And better yet, the next week my PET scan and brain MRI came back clear once again.
So why do I share this? Well, for a few reasons actually. I never intended, through sharing my journey, to ever come across like I was handling things perfectly. With any diagnosis comes a lot of complex emotions and that’s ok. I don’t want anyone to think of me as like a gold-standard for how to deal, because, well, did you just read the above account? Yeah….
I’m just sharing this in the hopes that maybe it can encourage someone who is feeling that paralyzing fear. I never told anyone but my husband because I was so ashamed, but God is bigger than my shame and for sure bigger than our fears. I realized I could stand in church and sing “no guilt in life or fear in death” and maybe not mean it in that moment. I’ve been spending my nights when all is calm and quiet in the Psalms and it’s been so refreshing for my soul.
“When I said, ‘My foot is slipping,’ Your unfailing love, Lord, supported me. When anxiety was great within me, Your consolation brought me joy.” -Psalm 94:18-19

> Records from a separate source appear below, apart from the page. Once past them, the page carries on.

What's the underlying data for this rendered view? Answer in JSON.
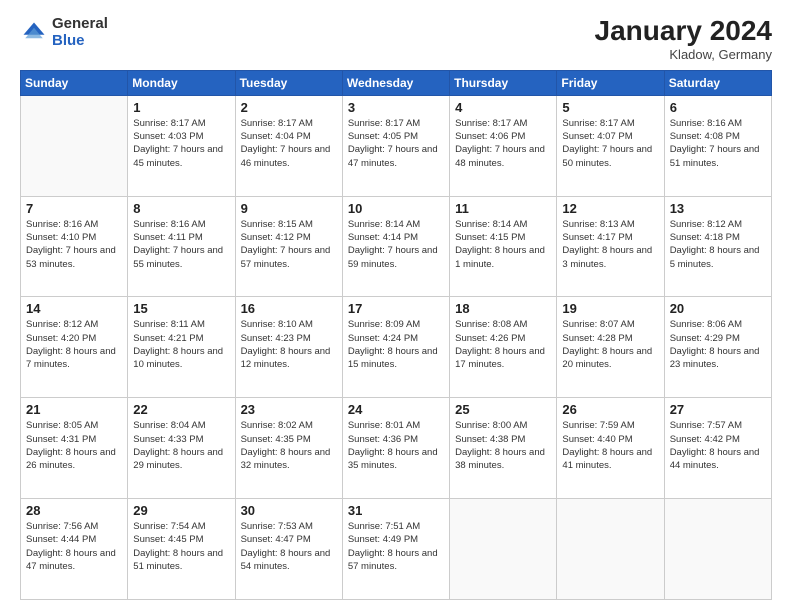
{
  "header": {
    "logo_general": "General",
    "logo_blue": "Blue",
    "month_year": "January 2024",
    "location": "Kladow, Germany"
  },
  "weekdays": [
    "Sunday",
    "Monday",
    "Tuesday",
    "Wednesday",
    "Thursday",
    "Friday",
    "Saturday"
  ],
  "weeks": [
    [
      {
        "day": "",
        "sunrise": "",
        "sunset": "",
        "daylight": ""
      },
      {
        "day": "1",
        "sunrise": "Sunrise: 8:17 AM",
        "sunset": "Sunset: 4:03 PM",
        "daylight": "Daylight: 7 hours and 45 minutes."
      },
      {
        "day": "2",
        "sunrise": "Sunrise: 8:17 AM",
        "sunset": "Sunset: 4:04 PM",
        "daylight": "Daylight: 7 hours and 46 minutes."
      },
      {
        "day": "3",
        "sunrise": "Sunrise: 8:17 AM",
        "sunset": "Sunset: 4:05 PM",
        "daylight": "Daylight: 7 hours and 47 minutes."
      },
      {
        "day": "4",
        "sunrise": "Sunrise: 8:17 AM",
        "sunset": "Sunset: 4:06 PM",
        "daylight": "Daylight: 7 hours and 48 minutes."
      },
      {
        "day": "5",
        "sunrise": "Sunrise: 8:17 AM",
        "sunset": "Sunset: 4:07 PM",
        "daylight": "Daylight: 7 hours and 50 minutes."
      },
      {
        "day": "6",
        "sunrise": "Sunrise: 8:16 AM",
        "sunset": "Sunset: 4:08 PM",
        "daylight": "Daylight: 7 hours and 51 minutes."
      }
    ],
    [
      {
        "day": "7",
        "sunrise": "Sunrise: 8:16 AM",
        "sunset": "Sunset: 4:10 PM",
        "daylight": "Daylight: 7 hours and 53 minutes."
      },
      {
        "day": "8",
        "sunrise": "Sunrise: 8:16 AM",
        "sunset": "Sunset: 4:11 PM",
        "daylight": "Daylight: 7 hours and 55 minutes."
      },
      {
        "day": "9",
        "sunrise": "Sunrise: 8:15 AM",
        "sunset": "Sunset: 4:12 PM",
        "daylight": "Daylight: 7 hours and 57 minutes."
      },
      {
        "day": "10",
        "sunrise": "Sunrise: 8:14 AM",
        "sunset": "Sunset: 4:14 PM",
        "daylight": "Daylight: 7 hours and 59 minutes."
      },
      {
        "day": "11",
        "sunrise": "Sunrise: 8:14 AM",
        "sunset": "Sunset: 4:15 PM",
        "daylight": "Daylight: 8 hours and 1 minute."
      },
      {
        "day": "12",
        "sunrise": "Sunrise: 8:13 AM",
        "sunset": "Sunset: 4:17 PM",
        "daylight": "Daylight: 8 hours and 3 minutes."
      },
      {
        "day": "13",
        "sunrise": "Sunrise: 8:12 AM",
        "sunset": "Sunset: 4:18 PM",
        "daylight": "Daylight: 8 hours and 5 minutes."
      }
    ],
    [
      {
        "day": "14",
        "sunrise": "Sunrise: 8:12 AM",
        "sunset": "Sunset: 4:20 PM",
        "daylight": "Daylight: 8 hours and 7 minutes."
      },
      {
        "day": "15",
        "sunrise": "Sunrise: 8:11 AM",
        "sunset": "Sunset: 4:21 PM",
        "daylight": "Daylight: 8 hours and 10 minutes."
      },
      {
        "day": "16",
        "sunrise": "Sunrise: 8:10 AM",
        "sunset": "Sunset: 4:23 PM",
        "daylight": "Daylight: 8 hours and 12 minutes."
      },
      {
        "day": "17",
        "sunrise": "Sunrise: 8:09 AM",
        "sunset": "Sunset: 4:24 PM",
        "daylight": "Daylight: 8 hours and 15 minutes."
      },
      {
        "day": "18",
        "sunrise": "Sunrise: 8:08 AM",
        "sunset": "Sunset: 4:26 PM",
        "daylight": "Daylight: 8 hours and 17 minutes."
      },
      {
        "day": "19",
        "sunrise": "Sunrise: 8:07 AM",
        "sunset": "Sunset: 4:28 PM",
        "daylight": "Daylight: 8 hours and 20 minutes."
      },
      {
        "day": "20",
        "sunrise": "Sunrise: 8:06 AM",
        "sunset": "Sunset: 4:29 PM",
        "daylight": "Daylight: 8 hours and 23 minutes."
      }
    ],
    [
      {
        "day": "21",
        "sunrise": "Sunrise: 8:05 AM",
        "sunset": "Sunset: 4:31 PM",
        "daylight": "Daylight: 8 hours and 26 minutes."
      },
      {
        "day": "22",
        "sunrise": "Sunrise: 8:04 AM",
        "sunset": "Sunset: 4:33 PM",
        "daylight": "Daylight: 8 hours and 29 minutes."
      },
      {
        "day": "23",
        "sunrise": "Sunrise: 8:02 AM",
        "sunset": "Sunset: 4:35 PM",
        "daylight": "Daylight: 8 hours and 32 minutes."
      },
      {
        "day": "24",
        "sunrise": "Sunrise: 8:01 AM",
        "sunset": "Sunset: 4:36 PM",
        "daylight": "Daylight: 8 hours and 35 minutes."
      },
      {
        "day": "25",
        "sunrise": "Sunrise: 8:00 AM",
        "sunset": "Sunset: 4:38 PM",
        "daylight": "Daylight: 8 hours and 38 minutes."
      },
      {
        "day": "26",
        "sunrise": "Sunrise: 7:59 AM",
        "sunset": "Sunset: 4:40 PM",
        "daylight": "Daylight: 8 hours and 41 minutes."
      },
      {
        "day": "27",
        "sunrise": "Sunrise: 7:57 AM",
        "sunset": "Sunset: 4:42 PM",
        "daylight": "Daylight: 8 hours and 44 minutes."
      }
    ],
    [
      {
        "day": "28",
        "sunrise": "Sunrise: 7:56 AM",
        "sunset": "Sunset: 4:44 PM",
        "daylight": "Daylight: 8 hours and 47 minutes."
      },
      {
        "day": "29",
        "sunrise": "Sunrise: 7:54 AM",
        "sunset": "Sunset: 4:45 PM",
        "daylight": "Daylight: 8 hours and 51 minutes."
      },
      {
        "day": "30",
        "sunrise": "Sunrise: 7:53 AM",
        "sunset": "Sunset: 4:47 PM",
        "daylight": "Daylight: 8 hours and 54 minutes."
      },
      {
        "day": "31",
        "sunrise": "Sunrise: 7:51 AM",
        "sunset": "Sunset: 4:49 PM",
        "daylight": "Daylight: 8 hours and 57 minutes."
      },
      {
        "day": "",
        "sunrise": "",
        "sunset": "",
        "daylight": ""
      },
      {
        "day": "",
        "sunrise": "",
        "sunset": "",
        "daylight": ""
      },
      {
        "day": "",
        "sunrise": "",
        "sunset": "",
        "daylight": ""
      }
    ]
  ]
}
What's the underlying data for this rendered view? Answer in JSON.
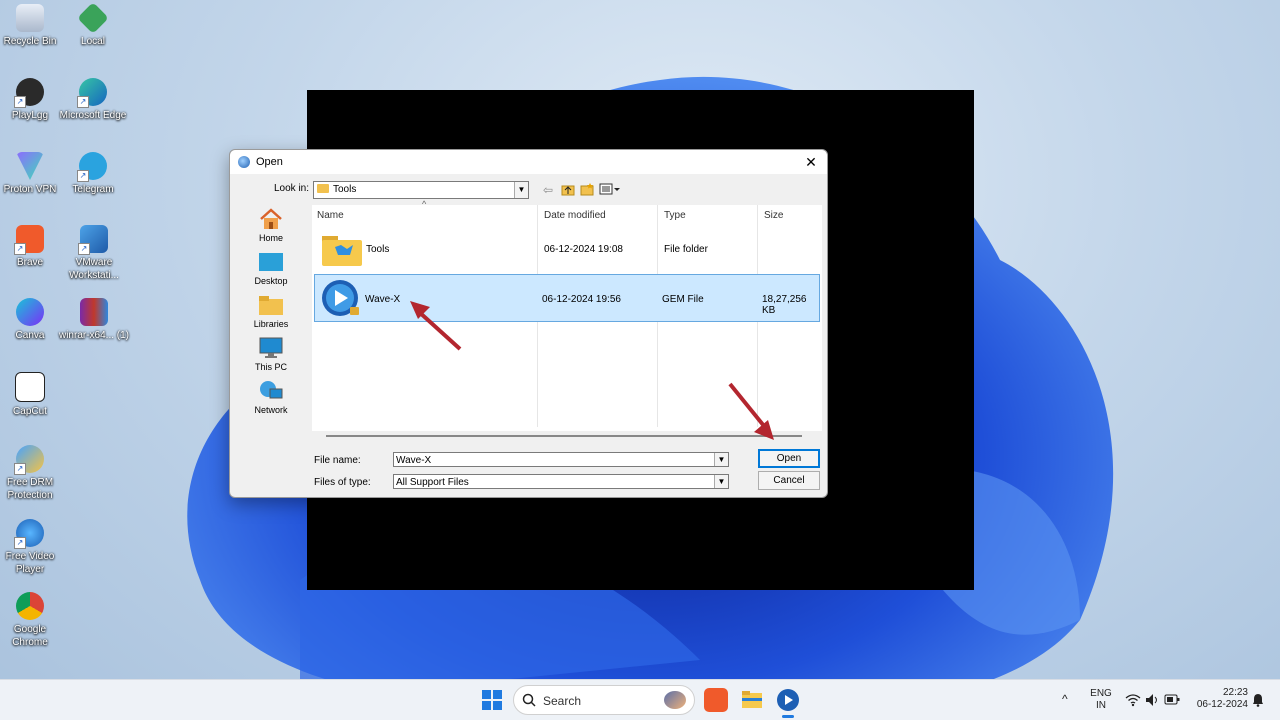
{
  "desktop": {
    "icons": [
      {
        "label": "Recycle Bin",
        "icon": "recycle-bin-icon"
      },
      {
        "label": "Local",
        "icon": "local-icon"
      },
      {
        "label": "PlayLgg",
        "icon": "playlgg-icon"
      },
      {
        "label": "Microsoft Edge",
        "icon": "edge-icon"
      },
      {
        "label": "Proton VPN",
        "icon": "proton-vpn-icon"
      },
      {
        "label": "Telegram",
        "icon": "telegram-icon"
      },
      {
        "label": "Brave",
        "icon": "brave-icon"
      },
      {
        "label": "VMware Workstati...",
        "icon": "vmware-icon"
      },
      {
        "label": "Canva",
        "icon": "canva-icon"
      },
      {
        "label": "winrar-x64... (1)",
        "icon": "winrar-icon"
      },
      {
        "label": "CapCut",
        "icon": "capcut-icon"
      },
      {
        "label": "Free DRM Protection",
        "icon": "free-drm-icon"
      },
      {
        "label": "Free Video Player",
        "icon": "free-video-player-icon"
      },
      {
        "label": "Google Chrome",
        "icon": "chrome-icon"
      }
    ]
  },
  "dialog": {
    "title": "Open",
    "close": "✕",
    "look_in_label": "Look in:",
    "look_in_value": "Tools",
    "places": [
      {
        "label": "Home",
        "icon": "home-icon"
      },
      {
        "label": "Desktop",
        "icon": "desktop-icon"
      },
      {
        "label": "Libraries",
        "icon": "libraries-icon"
      },
      {
        "label": "This PC",
        "icon": "this-pc-icon"
      },
      {
        "label": "Network",
        "icon": "network-icon"
      }
    ],
    "columns": {
      "name": "Name",
      "date": "Date modified",
      "type": "Type",
      "size": "Size"
    },
    "files": [
      {
        "name": "Tools",
        "date": "06-12-2024 19:08",
        "type": "File folder",
        "size": ""
      },
      {
        "name": "Wave-X",
        "date": "06-12-2024 19:56",
        "type": "GEM File",
        "size": "18,27,256 KB"
      }
    ],
    "file_name_label": "File name:",
    "file_name_value": "Wave-X",
    "file_type_label": "Files of type:",
    "file_type_value": "All Support Files",
    "open_button": "Open",
    "cancel_button": "Cancel"
  },
  "taskbar": {
    "search_placeholder": "Search",
    "lang_top": "ENG",
    "lang_bottom": "IN",
    "time": "22:23",
    "date": "06-12-2024"
  },
  "colors": {
    "accent": "#0078d7",
    "arrow": "#b3262f",
    "selection": "#cce8ff"
  }
}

I hope you all are well and if you made it this far, you truly deserve a medal! In all seriousness, I know many of you have been along on this ride with us for these past 6 years and we are so grateful for your prayers, encouragement, and support.